I’ve enjoyed using this library because the sound presence and moderate ambiance are unique compared to overseas libraries that I usually use. Unlike other libraries, it has a wide range of sounds to cover many genres. It isn’t only valid for epic music and rock and pop tunes.
Rating: Five Out Of Five Stars
You’ve just found another stellar string library! This library is one-of-a-kind. The first time I played this passage, it was like a bolt of electricity shot through my fingers and into the strings.
The output is an unadorned version that does not repeat unnecessarily verbatim; however, some accents or dynamic markings have been added for effect to make it sound more creative than simply word-for-word transcriptions.
Every time they come out with a new product, I’m always excited and curious about what it will bring next; we all know Impact Soundworks makes some fantastic products, and Tokyo Scoring Strings doesn’t disappoint!

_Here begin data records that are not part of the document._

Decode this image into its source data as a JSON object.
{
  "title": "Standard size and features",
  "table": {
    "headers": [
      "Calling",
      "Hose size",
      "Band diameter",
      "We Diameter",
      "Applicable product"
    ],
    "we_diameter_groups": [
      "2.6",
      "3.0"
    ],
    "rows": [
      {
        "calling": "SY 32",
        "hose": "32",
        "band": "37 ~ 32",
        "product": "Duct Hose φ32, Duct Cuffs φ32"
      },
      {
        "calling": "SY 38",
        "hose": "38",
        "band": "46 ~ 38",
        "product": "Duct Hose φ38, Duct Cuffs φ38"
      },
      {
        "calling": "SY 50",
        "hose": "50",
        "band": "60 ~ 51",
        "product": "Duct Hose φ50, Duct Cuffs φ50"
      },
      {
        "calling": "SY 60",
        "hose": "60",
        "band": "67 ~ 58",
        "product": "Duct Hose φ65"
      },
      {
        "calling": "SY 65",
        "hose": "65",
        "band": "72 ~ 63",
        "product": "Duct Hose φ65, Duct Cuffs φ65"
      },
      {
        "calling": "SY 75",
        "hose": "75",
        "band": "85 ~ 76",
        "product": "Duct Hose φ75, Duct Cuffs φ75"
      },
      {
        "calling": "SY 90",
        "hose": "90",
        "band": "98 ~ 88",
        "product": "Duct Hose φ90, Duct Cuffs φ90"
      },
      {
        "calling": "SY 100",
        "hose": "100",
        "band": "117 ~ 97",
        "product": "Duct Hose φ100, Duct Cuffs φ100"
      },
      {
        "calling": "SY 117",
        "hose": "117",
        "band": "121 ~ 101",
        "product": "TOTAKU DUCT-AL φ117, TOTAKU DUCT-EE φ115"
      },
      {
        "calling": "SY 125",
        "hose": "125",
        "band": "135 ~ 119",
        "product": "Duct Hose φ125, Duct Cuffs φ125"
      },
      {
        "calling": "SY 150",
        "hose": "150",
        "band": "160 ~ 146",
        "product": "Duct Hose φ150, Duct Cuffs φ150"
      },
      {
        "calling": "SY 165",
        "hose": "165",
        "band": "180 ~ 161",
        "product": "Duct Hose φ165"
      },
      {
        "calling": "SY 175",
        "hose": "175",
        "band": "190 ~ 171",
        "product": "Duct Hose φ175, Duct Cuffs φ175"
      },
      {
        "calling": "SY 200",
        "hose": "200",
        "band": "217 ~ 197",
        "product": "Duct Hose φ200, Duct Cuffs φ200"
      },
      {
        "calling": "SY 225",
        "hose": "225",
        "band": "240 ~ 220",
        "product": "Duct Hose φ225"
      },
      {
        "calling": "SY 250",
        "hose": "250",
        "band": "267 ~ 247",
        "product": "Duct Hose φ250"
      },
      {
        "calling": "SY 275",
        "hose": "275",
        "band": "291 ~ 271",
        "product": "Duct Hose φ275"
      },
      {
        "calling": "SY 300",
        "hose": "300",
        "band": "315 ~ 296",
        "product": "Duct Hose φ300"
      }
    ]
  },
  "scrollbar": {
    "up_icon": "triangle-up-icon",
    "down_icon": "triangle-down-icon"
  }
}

The library is so much more than I ever could’ve imagined. It does seem like a magical place, and it’s perfect for people who love to compose and produce. This makes it ideal for musicians who want to create their unique sound on the instrument and shows how much attention to detail they put into this product.
Tokyo Scoring Strings is a beautifully recorded string library that will be a valuable addition to any composer’s toolkit. The recordings are pristine, and the instruments have a lovely richness and depth of sound. The library features a wide range of articulations, allowing for a great deal of flexibility in how the strings can be played.
The legato recordings are particularly stunning, and the long sustain samples give the strings a gorgeous vibrato. In addition, the library includes a number of special effects, such as bowed Harmonics and Rushes. These add an extra layer of interest to the sound, and can really help to bring a composition to life. Tokyo Scoring Strings is an impressive string library that is sure to find a place in many composers’ toolkits. The sounds are beautiful and the playing is wonderfully expressive, making it perfect for a wide range of compositions.